Records from a collection
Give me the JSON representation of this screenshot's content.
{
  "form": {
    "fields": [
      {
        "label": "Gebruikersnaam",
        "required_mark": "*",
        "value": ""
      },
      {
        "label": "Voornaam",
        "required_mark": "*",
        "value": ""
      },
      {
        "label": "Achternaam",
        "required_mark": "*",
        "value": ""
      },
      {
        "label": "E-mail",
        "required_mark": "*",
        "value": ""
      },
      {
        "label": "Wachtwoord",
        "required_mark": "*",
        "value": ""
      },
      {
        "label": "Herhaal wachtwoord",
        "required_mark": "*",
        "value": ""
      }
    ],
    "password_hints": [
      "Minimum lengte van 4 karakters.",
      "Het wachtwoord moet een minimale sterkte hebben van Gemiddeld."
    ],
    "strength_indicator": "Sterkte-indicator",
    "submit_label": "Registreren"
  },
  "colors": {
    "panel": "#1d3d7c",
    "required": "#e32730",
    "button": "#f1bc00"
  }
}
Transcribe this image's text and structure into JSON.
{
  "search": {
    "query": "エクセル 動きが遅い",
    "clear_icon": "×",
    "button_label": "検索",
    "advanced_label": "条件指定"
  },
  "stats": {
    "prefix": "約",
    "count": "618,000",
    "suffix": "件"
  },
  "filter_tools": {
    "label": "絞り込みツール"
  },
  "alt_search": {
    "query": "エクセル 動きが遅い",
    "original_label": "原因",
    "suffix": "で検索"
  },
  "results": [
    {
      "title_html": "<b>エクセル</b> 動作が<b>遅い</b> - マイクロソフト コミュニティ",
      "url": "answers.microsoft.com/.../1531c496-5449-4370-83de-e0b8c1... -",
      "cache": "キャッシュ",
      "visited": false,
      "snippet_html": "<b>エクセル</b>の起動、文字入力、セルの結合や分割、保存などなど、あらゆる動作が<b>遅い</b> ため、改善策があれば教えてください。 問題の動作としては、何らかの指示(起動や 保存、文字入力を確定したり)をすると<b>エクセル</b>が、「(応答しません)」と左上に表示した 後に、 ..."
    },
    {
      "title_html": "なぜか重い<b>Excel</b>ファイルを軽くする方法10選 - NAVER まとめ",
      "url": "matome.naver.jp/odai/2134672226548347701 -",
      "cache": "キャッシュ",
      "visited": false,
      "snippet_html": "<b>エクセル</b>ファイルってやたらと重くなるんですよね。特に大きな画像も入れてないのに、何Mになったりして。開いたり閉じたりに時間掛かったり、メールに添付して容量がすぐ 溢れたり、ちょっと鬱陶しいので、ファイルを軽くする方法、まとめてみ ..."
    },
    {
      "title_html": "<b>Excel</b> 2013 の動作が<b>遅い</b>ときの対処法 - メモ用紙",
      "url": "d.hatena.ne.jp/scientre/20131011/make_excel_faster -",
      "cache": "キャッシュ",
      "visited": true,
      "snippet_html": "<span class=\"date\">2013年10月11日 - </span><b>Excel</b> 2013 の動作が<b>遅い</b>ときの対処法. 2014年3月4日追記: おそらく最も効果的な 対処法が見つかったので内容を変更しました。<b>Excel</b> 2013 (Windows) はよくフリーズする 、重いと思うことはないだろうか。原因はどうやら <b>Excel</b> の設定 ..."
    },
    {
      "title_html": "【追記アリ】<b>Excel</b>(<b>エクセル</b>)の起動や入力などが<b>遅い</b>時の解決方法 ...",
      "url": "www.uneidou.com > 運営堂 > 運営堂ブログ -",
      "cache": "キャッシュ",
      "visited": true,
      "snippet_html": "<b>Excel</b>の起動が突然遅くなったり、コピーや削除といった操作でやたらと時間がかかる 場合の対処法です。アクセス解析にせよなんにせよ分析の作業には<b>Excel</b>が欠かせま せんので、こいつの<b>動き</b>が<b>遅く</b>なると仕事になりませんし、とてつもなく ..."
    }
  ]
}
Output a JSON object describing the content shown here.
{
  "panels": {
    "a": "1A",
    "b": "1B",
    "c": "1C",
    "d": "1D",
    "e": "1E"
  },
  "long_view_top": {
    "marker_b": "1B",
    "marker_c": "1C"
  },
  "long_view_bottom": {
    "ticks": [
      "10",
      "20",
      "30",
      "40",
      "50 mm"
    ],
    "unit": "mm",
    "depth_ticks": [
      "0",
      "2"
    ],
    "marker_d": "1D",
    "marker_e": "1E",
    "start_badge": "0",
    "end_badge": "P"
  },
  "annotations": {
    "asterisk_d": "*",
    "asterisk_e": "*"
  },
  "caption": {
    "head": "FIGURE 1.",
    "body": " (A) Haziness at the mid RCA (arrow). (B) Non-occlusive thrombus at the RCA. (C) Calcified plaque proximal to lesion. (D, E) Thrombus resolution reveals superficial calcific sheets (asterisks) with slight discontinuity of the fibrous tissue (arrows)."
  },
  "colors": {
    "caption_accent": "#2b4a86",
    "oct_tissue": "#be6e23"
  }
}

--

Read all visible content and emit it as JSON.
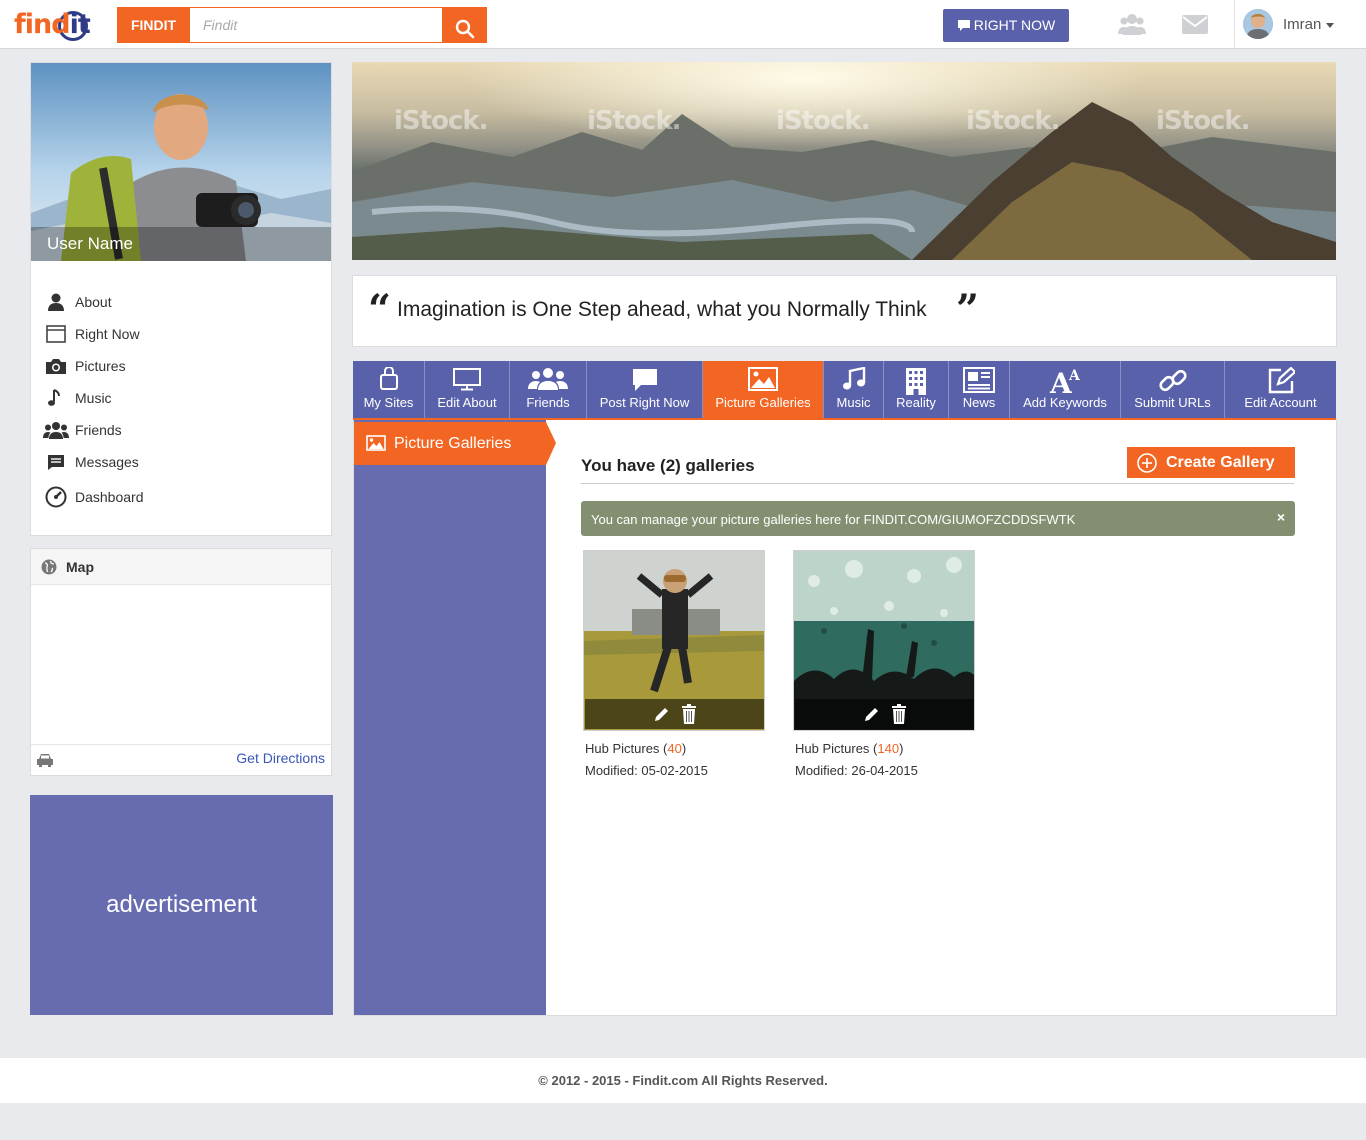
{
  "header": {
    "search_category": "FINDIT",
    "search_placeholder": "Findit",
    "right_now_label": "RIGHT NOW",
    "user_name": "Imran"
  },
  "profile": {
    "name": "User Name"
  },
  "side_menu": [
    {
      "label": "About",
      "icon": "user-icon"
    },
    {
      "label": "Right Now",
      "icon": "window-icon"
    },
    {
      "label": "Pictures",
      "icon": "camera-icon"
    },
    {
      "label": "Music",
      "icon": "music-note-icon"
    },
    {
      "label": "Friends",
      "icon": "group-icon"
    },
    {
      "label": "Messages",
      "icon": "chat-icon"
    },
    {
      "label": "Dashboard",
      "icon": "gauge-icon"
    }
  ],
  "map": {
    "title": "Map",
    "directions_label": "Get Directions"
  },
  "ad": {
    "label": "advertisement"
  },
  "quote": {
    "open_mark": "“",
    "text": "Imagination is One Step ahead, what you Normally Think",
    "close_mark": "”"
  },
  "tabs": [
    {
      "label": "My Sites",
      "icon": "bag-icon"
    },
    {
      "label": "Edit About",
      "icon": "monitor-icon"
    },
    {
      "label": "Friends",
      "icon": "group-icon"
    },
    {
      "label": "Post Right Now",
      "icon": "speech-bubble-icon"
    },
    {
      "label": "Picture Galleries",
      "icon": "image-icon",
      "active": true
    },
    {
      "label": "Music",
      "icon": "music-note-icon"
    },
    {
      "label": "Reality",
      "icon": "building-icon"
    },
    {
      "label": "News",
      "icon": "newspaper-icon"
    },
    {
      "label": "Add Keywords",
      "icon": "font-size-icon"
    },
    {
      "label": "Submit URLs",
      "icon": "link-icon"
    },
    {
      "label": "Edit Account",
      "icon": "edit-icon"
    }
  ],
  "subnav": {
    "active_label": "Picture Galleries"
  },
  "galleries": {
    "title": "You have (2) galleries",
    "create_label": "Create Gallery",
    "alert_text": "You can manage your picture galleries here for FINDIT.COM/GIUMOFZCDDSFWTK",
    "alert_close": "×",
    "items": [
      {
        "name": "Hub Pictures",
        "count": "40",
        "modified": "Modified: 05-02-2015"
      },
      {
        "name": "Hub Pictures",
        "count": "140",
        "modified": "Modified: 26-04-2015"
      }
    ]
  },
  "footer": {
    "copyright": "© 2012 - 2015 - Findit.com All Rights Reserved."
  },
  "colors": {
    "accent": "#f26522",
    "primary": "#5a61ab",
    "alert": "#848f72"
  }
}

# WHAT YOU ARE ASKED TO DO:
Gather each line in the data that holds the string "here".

# YOUR SOLUTION:
Output a JSON object describing the content shown here.
    "alert_text": "You can manage your picture galleries here for FINDIT.COM/GIUMOFZCDDSFWTK",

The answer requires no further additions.